The system indexed my 80GB iPod effortlessly, although it said that it couldn’t index everything. I’m not sure why… perhaps some genres or albums aren’t filled in. Possibly it’s the podcasts, I don’t know. But it has been nearly 100% accurate for things that I look for. It failed on “play artist AC/DC” but I later found out that was because all of my AC/DC music has mysteriously disappeared. Another tidbit I found was it couldn’t “play album Dr. Horrible’s Sing-Along Blog” because the way I have the album listed is “Dr. Horrible’s Sing-Along Blog (Music from the Motion Picture).” But, when I say all of that, SYNC gets it. I can even get the last stuff wrong and SYNC still figures it out. It’s quite good. And I just need to go through and rename things so they’re easier to remember and find verbally.
Moving on, SYNC has hands-free phone usage via Bluetooth… and it’s awesome! In my Camry Hybrid, I had to key in my contacts manually and then set favorites, since once the car is moving it won’t let me call anyone but who is listed in the speed dial favorites. Horrible. But the SYNC system was able to download all of my iPhone contacts easily. It also even has “ auto download” which will re-download all of the contacts periodically so that any changes on my iPhone will be brought to the car. It also accesses my recent calls lists… yes lists plural! Recent calls, missed calls, and recent incoming are all in the car, whether they were placed while in the car or not. That’s wonderful!
What’s even better, SYNC can stream Bluetooth audio from my iPhone. So I don’t even have to take it out and plug it in to hear the tracks on my iPhone! It’s not perfect, since the iPhone seems to struggle a tad with this, skipping here and there. But it’s not the worst thing. And also, this will drain the iPhone’s battery quickly.

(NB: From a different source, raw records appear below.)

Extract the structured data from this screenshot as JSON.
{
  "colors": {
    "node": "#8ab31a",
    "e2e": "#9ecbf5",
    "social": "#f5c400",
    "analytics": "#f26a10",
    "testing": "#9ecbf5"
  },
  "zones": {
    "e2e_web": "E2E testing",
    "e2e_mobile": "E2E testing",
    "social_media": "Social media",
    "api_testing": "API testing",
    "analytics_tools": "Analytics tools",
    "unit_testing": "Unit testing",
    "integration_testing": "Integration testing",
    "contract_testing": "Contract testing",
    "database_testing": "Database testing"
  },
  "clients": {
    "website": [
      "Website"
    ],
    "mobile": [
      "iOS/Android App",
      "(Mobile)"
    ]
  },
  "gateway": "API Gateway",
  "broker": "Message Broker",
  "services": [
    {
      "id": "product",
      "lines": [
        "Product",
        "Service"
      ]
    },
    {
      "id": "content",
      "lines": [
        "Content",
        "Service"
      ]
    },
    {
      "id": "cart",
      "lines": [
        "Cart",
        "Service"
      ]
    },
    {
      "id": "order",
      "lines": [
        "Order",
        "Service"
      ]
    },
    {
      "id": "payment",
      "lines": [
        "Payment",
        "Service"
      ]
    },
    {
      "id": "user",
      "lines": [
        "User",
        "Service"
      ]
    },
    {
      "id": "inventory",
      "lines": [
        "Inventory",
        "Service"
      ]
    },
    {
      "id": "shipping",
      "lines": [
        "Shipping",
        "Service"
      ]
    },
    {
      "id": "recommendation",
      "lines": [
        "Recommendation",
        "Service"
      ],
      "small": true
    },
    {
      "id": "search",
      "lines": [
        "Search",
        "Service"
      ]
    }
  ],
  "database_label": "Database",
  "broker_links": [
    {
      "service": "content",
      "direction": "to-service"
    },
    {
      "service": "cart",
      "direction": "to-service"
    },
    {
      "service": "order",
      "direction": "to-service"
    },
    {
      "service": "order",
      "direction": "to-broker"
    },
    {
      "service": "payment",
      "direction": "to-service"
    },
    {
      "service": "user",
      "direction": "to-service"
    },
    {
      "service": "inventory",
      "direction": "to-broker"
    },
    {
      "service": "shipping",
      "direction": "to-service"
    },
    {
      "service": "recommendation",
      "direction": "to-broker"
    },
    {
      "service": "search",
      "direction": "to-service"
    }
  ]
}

So, what I do is I keep my iPod plugged into the USB port and use it for any music I want to hear. Then I use the Bluetooth stream from my iPhone for podcasts and the like, since with those I don’t mind the infrequent skips. I also keep an iPhone charger in the car in case I need to use that. So, in the end, I am able to listen to both my iPod and my iPhone without having to unplug and plug them in all the time. And the Aux-In (Line-In) is still unused for anything else I might want to plug in.
SYNC 3.0 has some new features. The SYNC hardware in the 2010 Fords (perhaps also the 2009s, but I’m not certain) have a GPS chip. So even without a map screen (I didn’t get the Nav system this time… I figure I can use Google Maps on my iPhone, or perhaps the newly-released TomTom software) the SYNC knows where I am. With the 3.0 software, several “services” have been added, such as weather, traffic, and turn-by-turn directions. There’s no map, but I can, with some voice commands, set up a route and the SYNC system will tell me where and when to turn. Very cool.
The traffic is quite nice too. You can set up various locations online, such as “home” and “work.” From there, you can tell it to give traffic reports at a certain time of day for trips between any 2 of the preset locations. So if there is a traffic incident between work and home, I get a text message informing me at about 3:30, which gives me time to decide on an alternate route. This is very handy!
Weather is pretty standard. You can get weather on preset locations or tell it where you want a weather report for. Of course, the weather in my area said “mostly sunny” while I was watching it rain, so it’s about as good as any other weather report.
All in all, the Microsoft SYNC system in Ford vehicles is a real win in the fight for true geek auto nirvana!